WHAT TO PRODUCE:
In the data below, which lines hold "propio"? Copy every one.

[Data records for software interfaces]

╭──

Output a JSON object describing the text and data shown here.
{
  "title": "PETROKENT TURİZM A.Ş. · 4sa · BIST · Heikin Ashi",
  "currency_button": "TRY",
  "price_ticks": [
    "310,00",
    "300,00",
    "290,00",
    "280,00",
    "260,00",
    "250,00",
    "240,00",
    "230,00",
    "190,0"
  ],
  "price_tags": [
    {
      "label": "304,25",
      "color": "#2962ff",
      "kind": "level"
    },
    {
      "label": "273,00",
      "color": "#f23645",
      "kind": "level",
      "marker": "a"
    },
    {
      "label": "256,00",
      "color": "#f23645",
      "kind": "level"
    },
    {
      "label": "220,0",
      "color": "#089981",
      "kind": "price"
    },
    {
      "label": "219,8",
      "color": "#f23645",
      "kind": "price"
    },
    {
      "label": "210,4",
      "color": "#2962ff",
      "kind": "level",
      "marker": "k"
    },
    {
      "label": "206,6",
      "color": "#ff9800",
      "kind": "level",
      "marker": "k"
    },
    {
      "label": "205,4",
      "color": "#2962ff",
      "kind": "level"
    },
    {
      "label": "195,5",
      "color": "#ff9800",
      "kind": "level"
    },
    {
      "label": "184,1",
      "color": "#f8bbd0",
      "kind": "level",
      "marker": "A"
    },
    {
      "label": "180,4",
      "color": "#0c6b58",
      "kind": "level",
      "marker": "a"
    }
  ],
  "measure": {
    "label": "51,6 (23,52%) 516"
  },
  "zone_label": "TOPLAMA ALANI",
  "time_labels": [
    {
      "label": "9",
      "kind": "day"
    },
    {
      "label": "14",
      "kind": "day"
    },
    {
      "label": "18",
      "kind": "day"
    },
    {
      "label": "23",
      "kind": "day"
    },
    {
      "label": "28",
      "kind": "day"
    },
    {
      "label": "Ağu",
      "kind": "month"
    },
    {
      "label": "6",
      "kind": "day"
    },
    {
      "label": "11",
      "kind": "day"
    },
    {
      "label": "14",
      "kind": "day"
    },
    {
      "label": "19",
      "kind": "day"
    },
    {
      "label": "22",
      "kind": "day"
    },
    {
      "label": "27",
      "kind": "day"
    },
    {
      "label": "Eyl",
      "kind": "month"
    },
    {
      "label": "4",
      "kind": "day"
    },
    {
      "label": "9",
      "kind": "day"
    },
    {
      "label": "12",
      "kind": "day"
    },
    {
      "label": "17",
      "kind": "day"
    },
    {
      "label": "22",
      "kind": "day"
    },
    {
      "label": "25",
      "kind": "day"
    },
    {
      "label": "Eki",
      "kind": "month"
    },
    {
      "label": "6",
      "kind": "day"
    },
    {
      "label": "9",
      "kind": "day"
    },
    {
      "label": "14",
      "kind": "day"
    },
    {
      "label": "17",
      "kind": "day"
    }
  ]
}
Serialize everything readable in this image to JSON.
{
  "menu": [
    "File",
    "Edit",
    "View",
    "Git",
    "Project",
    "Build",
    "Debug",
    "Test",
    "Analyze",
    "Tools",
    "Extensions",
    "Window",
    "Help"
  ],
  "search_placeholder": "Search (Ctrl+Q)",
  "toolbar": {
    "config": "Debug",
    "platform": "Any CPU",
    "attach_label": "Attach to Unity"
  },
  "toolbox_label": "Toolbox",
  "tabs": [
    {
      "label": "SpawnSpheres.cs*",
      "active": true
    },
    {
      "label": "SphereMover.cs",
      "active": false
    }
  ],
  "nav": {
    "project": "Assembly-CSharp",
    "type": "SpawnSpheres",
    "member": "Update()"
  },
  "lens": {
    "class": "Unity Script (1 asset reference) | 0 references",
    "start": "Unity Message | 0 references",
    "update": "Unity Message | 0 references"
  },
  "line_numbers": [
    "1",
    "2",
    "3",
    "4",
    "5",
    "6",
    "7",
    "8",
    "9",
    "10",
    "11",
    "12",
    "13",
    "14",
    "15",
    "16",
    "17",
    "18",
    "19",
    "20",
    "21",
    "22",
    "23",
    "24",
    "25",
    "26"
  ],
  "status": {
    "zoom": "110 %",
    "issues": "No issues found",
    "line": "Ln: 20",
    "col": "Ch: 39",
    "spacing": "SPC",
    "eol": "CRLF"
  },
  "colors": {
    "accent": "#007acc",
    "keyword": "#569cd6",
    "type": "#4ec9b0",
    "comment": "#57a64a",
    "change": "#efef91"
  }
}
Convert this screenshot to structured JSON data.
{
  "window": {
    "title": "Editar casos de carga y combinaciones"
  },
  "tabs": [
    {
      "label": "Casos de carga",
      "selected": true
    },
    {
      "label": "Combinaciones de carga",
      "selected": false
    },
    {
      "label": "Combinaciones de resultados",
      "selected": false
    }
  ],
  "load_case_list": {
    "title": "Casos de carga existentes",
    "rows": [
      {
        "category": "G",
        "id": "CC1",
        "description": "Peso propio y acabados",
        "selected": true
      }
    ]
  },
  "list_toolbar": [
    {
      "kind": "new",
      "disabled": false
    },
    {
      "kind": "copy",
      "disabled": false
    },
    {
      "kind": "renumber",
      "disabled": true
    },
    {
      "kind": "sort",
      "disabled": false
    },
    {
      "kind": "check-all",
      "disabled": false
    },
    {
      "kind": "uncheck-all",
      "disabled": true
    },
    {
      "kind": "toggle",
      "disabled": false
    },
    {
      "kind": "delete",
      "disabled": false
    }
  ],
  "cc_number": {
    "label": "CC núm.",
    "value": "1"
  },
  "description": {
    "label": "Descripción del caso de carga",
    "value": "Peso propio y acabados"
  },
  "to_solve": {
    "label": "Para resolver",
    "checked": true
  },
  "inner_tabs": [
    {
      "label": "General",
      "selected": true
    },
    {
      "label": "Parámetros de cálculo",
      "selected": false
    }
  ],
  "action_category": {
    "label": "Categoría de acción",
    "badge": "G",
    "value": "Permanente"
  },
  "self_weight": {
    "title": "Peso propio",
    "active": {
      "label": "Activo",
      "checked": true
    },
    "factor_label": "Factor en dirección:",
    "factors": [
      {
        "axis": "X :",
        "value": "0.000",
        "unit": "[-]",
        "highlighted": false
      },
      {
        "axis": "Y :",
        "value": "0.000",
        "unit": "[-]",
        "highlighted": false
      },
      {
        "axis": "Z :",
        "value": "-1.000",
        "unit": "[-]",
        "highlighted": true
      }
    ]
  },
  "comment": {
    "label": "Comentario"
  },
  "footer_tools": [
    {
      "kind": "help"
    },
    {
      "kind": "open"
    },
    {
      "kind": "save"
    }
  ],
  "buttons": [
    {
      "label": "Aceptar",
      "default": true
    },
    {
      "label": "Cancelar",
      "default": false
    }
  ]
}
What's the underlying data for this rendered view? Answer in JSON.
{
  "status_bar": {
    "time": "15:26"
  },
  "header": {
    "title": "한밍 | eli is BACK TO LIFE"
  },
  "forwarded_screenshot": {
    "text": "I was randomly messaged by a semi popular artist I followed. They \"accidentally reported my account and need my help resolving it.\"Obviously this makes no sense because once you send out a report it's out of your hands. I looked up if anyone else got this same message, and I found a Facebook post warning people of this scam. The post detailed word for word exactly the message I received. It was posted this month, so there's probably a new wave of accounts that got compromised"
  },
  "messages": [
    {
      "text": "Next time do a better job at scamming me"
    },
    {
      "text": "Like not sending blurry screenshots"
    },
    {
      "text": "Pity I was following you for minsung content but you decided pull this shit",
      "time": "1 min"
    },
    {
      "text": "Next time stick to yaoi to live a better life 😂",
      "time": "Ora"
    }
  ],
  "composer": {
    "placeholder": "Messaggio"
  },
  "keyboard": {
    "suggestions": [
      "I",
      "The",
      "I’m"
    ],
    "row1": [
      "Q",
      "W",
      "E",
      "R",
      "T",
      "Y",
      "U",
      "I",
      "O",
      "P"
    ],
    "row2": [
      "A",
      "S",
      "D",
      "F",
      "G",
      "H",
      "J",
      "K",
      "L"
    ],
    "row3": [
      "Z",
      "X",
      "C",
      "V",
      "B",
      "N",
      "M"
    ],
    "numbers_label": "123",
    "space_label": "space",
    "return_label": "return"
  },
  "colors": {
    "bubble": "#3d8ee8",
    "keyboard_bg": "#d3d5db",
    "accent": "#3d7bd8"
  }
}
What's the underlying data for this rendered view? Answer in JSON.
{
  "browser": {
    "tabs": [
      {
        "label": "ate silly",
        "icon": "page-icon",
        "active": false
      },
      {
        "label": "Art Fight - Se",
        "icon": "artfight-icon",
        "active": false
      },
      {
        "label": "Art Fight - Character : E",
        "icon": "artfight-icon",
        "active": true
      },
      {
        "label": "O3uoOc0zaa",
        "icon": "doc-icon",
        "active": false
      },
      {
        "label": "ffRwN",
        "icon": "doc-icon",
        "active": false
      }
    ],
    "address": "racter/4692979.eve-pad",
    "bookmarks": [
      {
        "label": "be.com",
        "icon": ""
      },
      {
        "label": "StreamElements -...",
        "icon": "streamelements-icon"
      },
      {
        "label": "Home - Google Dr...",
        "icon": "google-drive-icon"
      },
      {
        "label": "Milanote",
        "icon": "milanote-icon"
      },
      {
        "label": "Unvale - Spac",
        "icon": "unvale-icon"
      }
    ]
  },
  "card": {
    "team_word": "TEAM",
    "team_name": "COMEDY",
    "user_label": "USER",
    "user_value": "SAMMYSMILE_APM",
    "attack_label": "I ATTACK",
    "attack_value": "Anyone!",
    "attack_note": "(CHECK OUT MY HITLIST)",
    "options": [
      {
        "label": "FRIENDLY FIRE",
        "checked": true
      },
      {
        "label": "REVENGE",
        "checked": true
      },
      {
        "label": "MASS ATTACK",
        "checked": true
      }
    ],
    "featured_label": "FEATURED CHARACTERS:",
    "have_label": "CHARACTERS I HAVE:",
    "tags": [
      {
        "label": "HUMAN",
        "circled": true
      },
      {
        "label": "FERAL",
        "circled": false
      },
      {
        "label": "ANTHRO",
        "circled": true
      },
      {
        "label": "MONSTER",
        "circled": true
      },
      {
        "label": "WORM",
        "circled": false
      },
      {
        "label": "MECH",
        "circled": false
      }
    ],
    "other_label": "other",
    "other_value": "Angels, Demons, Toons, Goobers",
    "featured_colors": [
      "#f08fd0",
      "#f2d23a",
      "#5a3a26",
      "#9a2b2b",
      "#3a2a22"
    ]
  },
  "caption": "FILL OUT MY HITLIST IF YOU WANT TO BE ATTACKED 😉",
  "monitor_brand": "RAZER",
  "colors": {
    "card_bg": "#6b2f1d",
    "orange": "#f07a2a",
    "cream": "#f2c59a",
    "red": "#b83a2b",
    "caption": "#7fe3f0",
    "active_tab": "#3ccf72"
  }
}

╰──

OUTPUT BELOW:
        "description": "Peso propio y acabados",
    "value": "Peso propio y acabados"
    "title": "Peso propio",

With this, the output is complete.